“This is for my daughter’s salvation,” her eyes turned glossy like a reflection on the river. “I would do anything for her, I would die for her.”
Max couldn’t deny her words, although it was hard to prepare the things that she had asked. It might be too dangerous, even for himself to do it.
The air in the room turned so cold as the evening came. She squinted at the dark sky that was seen behind the kitchen’s window.
Her mind felt quiet for a moment, but then a sudden memory popped up on the back of her mind, of the flashbacks that appeared back and forth. There was one memory she remembered clearly, of the time she used to live in New Rochelle, New York. It was the first time she met Manson when she turned 25-year-old. They fell in love, got married, had a baby, and it was like any other normal life.
She gave the same middle name for her daughter as hers—Haile. It was like signature, and protection charm. Since she won’t use her full name publicly because of her personal matter with her Austrian family. Natalie Haile Ann von Aloise was long gone. After the marriage, she used her husband’s surname as a camouflage, hiding herself from those who had been chasing her life. It was now just Haile Charlotte.
Another memory she embraced, the one when she played with her daughter in the park. It was a place full of beautiful sunflowers, located near to their house in New Rochelle, and as the place changed her mind about everything.
Little Cathy was still one-year-old when she was able to see strange creatures. One classified as faerie. At the time, little fairies flee along on top of sunflowers, but they appeared indistinctly among the blue butterflies. Surely, Haile didn’t assure of what she saw, but it was the first time that she thought hardly of how to introduce such a hidden world to her little daughter. It might be hard for Cathy in the future, and it really did.

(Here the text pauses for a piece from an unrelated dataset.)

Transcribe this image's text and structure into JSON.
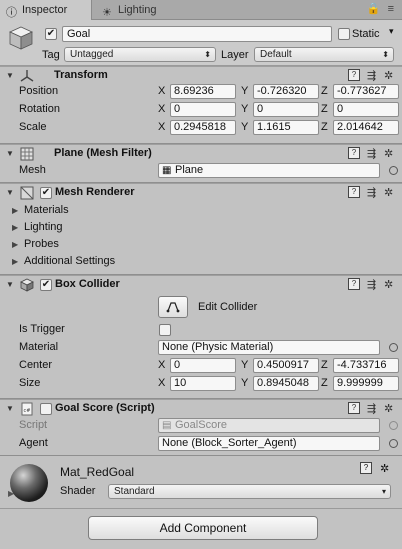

After they moved to Bisbee for good, Cathy was enrolled in the local elementary school. It marked the time when Cathy started to see weird things from the hidden world, which sometimes might look scary for a little girl. Haile made her final decision as she used her psychic ability to blind her daughter’s third eyes from seeing the unseen. It was the best thing a mom could do to protect her daughter.
Day by day, everything turned wrong instead of normal. Cathy was smart, although it felt flimsy, she could feel it—of the truth that her mom kept as a secret.
Everything fell apart by time, when Haile couldn’t explain about the supernatural world to her daughter. Therefore, she buried her own belief system, turning herself into a hypocrite.
During Haile’s childhood, she lived in a place looked like a castle in Austria, along with her mom and sister. She was just like Cathy, believing the superstitions, but now, that feeling had to disappear.
Until she came to conclusion, that Bisbee wasn’t the safest place to stay either. She didn’t even listen when Martha encouraged her to tell Cathy about the truth of her family. Haile was hesitating.
While she sat shivering alone from the cold, she kept waiting for further respond of agreement with the blacksmith.
This sleepless night was not her first nightmare. After all the things she had done to protect her daughter, everything began to lose in vain, immensely.